• It is important to remember that a young child with aniridia, particularly if the child’s vision condition has been stable from birth, may not be aware that what he is seeing is any different from what other children see. A gradual visual loss is also difficult for a child with aniridia to detect and verbalize. For example, the child may not realize that there is increased glaucoma pressure in his eyes.
• It is extremely important that the regular classroom teacher, the VI teacher, parents, and other support service school staff maintain positive open communication for the benefit of the student’s success in school. Everyone must work towards helping the student with aniridia to reach their maximum potential in every aspect of life.
• One way to help the student excel and for you to stay connected with the child’s parents and VI teacher is to be involved with the child Individual Education Plan (IEP). Make sure the parents understand how important an IEP is and how it can help the child.
Some possible warning symptoms of deterioriating eyesight can be placed in one of the three major groupings listed below.

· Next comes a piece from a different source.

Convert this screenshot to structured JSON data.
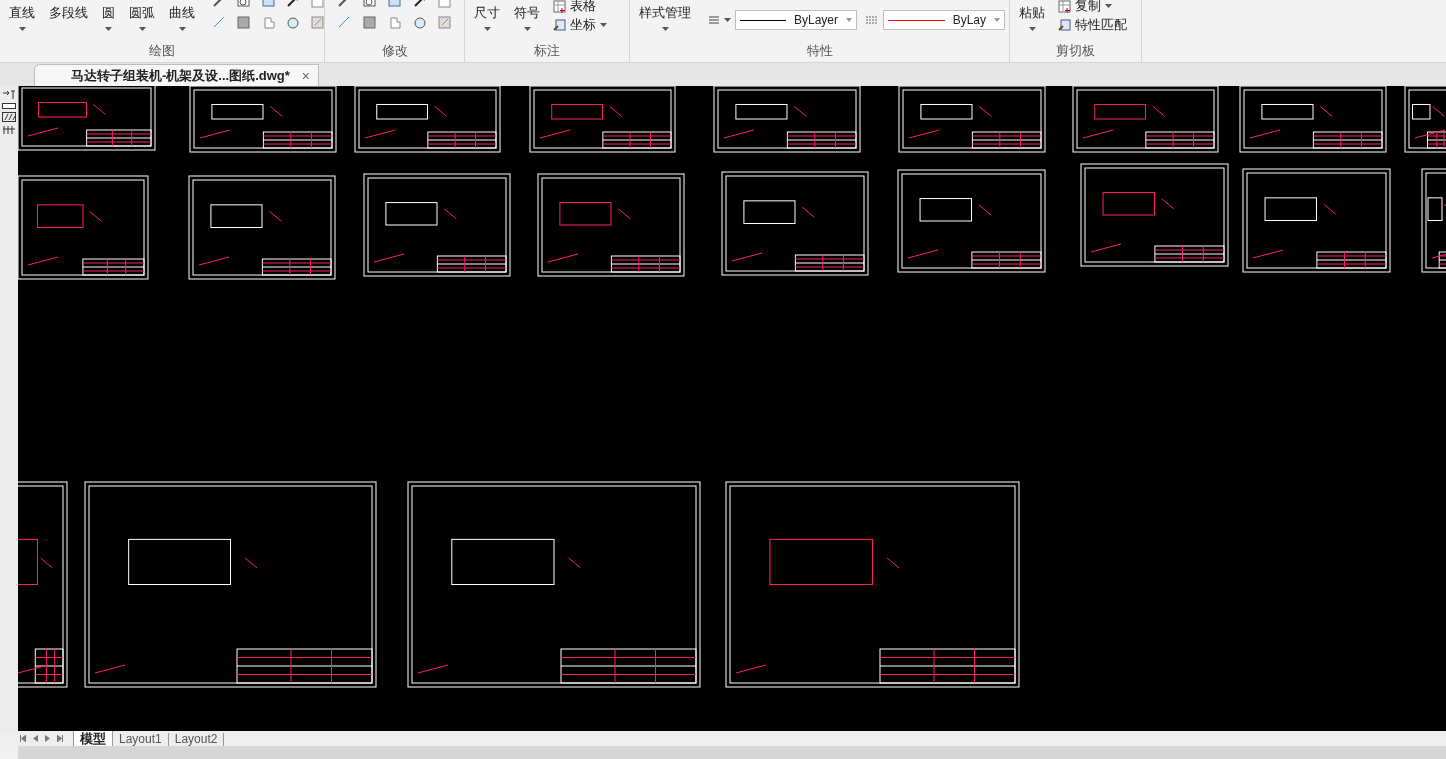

• Physical changes of or about the eyes and face—These include an eye that tends to wander or eyes that are bloodshot or show recurrent redness or watering. The child may complain that her eye hurts either at various times of the day or during specific tasks. Frequent rubbing of the eyes is another symptom of trouble. Facial distortions, frowning, or an abnormal amount of squinting or blinking are also possible signs of problems. A child may show preference for using only one eye, for viewing at close range, or bring objects unusually close to her eyes.
• Changes in vision—A child may complain that objects look blurry or that he is unable to see something at a relatively close distance. He may have an unusual tendency to hold his hand close to his eyes or move it in front of him. An inability to use vision in different types of situations or illumination should also be noted.
• Changes in behavior—A child may become irritable when doing deskwork or show a short attention span when watching an activity that takes place across the room.
• Glasses do not always help correct limited vision. While some visually limited children will be aided to an extent by corrective lenses, there are many for whom correction is not possible, and many who can benefit somewhat from correction but will still have very limited vision.
• Holding a book close to one’s eyes will not harm one’s vision. Individuals with aniridia often do this to help compensate for the size of the print.
• If a television is functioning properly, sitting close to the set will not harm the eyes.
• Sight cannot be conserved. Unless you have been informed otherwise, encourage a child to use their vision.
• Dim light will not harm the eyes. As a result of some eye conditions (aniridia, cataracts, albinism), a child may require dim lighting in order to visually feel more comfortable.
• Loss of vision in one eye does not reduce vision by 50%. While there is loss of vision on the affected side and a general loss of depth perception, it is not a loss of half the visual system.
For more information about aniridia, please visit the Aniridia Foundation International’s (AFI) Physicians and Professionals area by logging on to the website www.aniridia.net. In this area there is a special page for teachers. AFI adds new information on a continual basis, so go there often. If you have any helpful suggestions that have not been printed, please send them to teachers@ aniridia.net so that AFI may